A former sports car racing driver and team owner have been sentenced to prison terms this week following separate charges in Florida and Connecticut courts.
Henri Zogaib (pictured, above), a former GRAND-AM race winner, was sentenced Thursday to 15 years in state prison after pleading guilty to a first-degree felony regarding white-collar crime.
The 40-year-old, who stood before Judge Hutcheson at the Volusia County Courthouse this morning, was first arrested in 2010 on charges of operating a Ponzi scheme that impacted a number of people within the the motorsports industry, including former co-driver Ryan Dalziel, team owner Peter Baron, as well as J.C. France and A.J. Allmendinger.

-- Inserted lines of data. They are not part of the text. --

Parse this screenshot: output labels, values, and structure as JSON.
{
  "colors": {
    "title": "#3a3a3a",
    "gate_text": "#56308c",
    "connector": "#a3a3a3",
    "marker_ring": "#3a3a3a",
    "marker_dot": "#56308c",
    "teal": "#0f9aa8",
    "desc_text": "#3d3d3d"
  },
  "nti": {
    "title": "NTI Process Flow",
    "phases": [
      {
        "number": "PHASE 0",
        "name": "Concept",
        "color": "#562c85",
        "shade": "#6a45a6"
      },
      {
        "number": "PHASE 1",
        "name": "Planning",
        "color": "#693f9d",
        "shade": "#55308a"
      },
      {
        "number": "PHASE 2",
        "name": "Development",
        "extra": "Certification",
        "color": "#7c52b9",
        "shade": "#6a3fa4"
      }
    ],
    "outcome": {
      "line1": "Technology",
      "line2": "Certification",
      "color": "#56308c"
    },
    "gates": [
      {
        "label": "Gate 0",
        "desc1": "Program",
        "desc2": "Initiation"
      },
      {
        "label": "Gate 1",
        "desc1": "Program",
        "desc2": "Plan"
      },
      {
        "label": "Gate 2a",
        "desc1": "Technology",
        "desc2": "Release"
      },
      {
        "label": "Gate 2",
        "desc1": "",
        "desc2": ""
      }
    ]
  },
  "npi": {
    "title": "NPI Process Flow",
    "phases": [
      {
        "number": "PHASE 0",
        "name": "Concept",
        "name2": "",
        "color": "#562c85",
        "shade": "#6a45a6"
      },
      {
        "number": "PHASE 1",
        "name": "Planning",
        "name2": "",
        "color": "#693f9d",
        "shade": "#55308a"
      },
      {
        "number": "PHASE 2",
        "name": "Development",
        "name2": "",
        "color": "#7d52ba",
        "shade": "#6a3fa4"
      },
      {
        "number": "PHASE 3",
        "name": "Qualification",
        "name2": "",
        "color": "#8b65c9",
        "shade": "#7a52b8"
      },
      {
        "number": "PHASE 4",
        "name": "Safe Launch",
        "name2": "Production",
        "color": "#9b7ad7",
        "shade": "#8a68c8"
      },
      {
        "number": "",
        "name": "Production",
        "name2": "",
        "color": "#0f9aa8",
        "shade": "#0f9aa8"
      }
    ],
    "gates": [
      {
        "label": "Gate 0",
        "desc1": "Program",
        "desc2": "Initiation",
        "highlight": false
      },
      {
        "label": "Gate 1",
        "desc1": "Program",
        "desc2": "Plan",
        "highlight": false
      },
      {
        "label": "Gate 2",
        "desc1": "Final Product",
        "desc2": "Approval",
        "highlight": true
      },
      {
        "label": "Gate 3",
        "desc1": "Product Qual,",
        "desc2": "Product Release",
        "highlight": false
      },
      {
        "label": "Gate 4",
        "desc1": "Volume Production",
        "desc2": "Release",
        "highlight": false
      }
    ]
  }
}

Zogaib pled guilty in December to the charges and did not go on trial as a result. His sentence also includes 15 years of probation following his prison term, as well as immediate restitution to affected parties, including Dalziel and his father, who had invested $550,000 with Zogaib.
Court documents show there were a total of 33 investors involved in Zogaib’s Ponzi scheme. There have also been three civil suits against Zogaib.
Dalziel and Zogaib won the GRAND-AM race at Mazda Raceway Laguna Seca in 2008, driving a SAMAX Riley-BMW DP. The Peter Baron-led team was forced to close up in 2009 before returning under the Starworks Motorsport banner the following year.
Gregory Loles, meanwhile, was sentenced Wednesday to 25 years in federal prison for mail, wire and securities fraud as well as money laundering, according to the U.S. Attorney’s office.
Loles, who was a co-owner in the Farnbacher Loles Porsche team that competed in the American Le Mans Series and Rolex Sports Car Series, was arrested in 2009 on charges of embezzling more than $2 million from St. Barbara’s Greek Orthodox Church in Orange, Conn.
According to the New Haven Register, Loles defrauded more than 50 victims for an estimated total of more than $27 million, including $14 million from a single family in Greece.
Loles, 54, has been incarcerated since Dec. 15, 2009, will receive credit for his time already served. He was the majority owner of Farnbacher Loles Racing and various other automotive-related businesses, which had shuttered operation following his arrest.